Chromebooks are headed to work this fall, thanks to a new program that Google introduced today. The new Chrome Enterprise bundle provides enterprises with a set of services that help bring Chromebooks on par with Microsoft Windows PCs.

Chrome Enterprise will give IT administrators a cloud-based management portal for handling a fleet of Chromebooks, support for virtualized desktop applications, theft prevention, and a host of other features. One of the most important features in the bundle for many enterprises will be support for authentication through Microsoft Active Directory, even when the directory server is held in an on-premises environment.

The service will cost businesses $50 per managed Chromebook per year. Google didn’t say whether it will offer large enterprises discounts on massive volume orders.

Chrome OS initially launched as a lightweight computer operating system that provided users with access to Google’s browser and web-based applications like G Suite. It has since evolved, picking up features like support for running Android apps distributed through the Play Store.

Above: A chart shows a comparison between features available from standard Chrome OS and Chrome Enterprise.

Image Credit: Google

Google is also adding support for enterprise mobility management software into Chrome OS with this launch. While the system will eventually support many EMM providers, the company is partnering with VMware AirWatch at launch.

It’s a move by Google to make its desktop operating system more palatable to large businesses at a time when Chromebooks are increasingly popular. They’ve proven very successful in education, where the promise of a highly locked-down laptop dovetails well with the needs of educators and systems administrators.

$50 per Chromebook per year may seem like a hefty price tag, but it’s worth remembering that Enterprises typically pay Microsoft on an ongoing basis for licenses of and support for Windows. It’s hard to pin down how Chrome Enterprise compares on price to Microsoft’s operating system, since what enterprises pay for Windows is governed by volume licensing agreements.  Last year, Microsoft introduced Windows 10 Enterprise E3, with a base price of $84 per license seat per year, though that can get adjusted depending on the deals companies strike. (Microsoft licenses Windows 10 on a per user basis, so one license seat can be used for multiple devices, if applicable.)

Chrome Enterprise’s launch also comes at a key time. The end of support for Windows 7 is in January 2020, and businesses were scarred by the migration away from Windows XP. That means enterprises are already evaluating what their next upgrade path is, and Chrome Enterprise could help position Google as a compelling alternative to Microsoft at a time when companies are thinking about a move.
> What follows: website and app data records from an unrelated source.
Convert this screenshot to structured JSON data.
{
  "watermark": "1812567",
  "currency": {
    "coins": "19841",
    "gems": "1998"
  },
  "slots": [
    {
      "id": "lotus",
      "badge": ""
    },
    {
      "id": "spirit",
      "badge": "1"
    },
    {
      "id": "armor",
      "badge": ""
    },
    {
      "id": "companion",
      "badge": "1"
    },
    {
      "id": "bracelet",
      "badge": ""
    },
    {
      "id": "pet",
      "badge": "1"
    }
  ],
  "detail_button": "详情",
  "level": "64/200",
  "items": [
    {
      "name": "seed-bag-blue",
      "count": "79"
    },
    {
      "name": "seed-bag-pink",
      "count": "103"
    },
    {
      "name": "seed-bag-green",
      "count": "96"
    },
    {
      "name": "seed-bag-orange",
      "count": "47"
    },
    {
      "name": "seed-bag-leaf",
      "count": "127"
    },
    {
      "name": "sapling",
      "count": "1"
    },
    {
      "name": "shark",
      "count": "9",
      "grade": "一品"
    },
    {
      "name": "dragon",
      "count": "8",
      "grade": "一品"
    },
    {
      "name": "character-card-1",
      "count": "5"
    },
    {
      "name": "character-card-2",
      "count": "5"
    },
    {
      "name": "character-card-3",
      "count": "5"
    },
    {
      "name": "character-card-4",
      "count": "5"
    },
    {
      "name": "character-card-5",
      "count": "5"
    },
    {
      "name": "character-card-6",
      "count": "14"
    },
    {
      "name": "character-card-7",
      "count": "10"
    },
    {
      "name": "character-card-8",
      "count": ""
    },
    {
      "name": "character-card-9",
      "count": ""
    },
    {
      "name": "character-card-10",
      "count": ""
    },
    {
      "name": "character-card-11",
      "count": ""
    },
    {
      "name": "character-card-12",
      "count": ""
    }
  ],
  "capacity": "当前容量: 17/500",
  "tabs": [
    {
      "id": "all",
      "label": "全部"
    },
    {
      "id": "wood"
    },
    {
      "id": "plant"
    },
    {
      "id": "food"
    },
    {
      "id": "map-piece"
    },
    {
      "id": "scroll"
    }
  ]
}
Update 9:35 a.m. This story has been updated to clarify Windows 10’s per-user licensing model.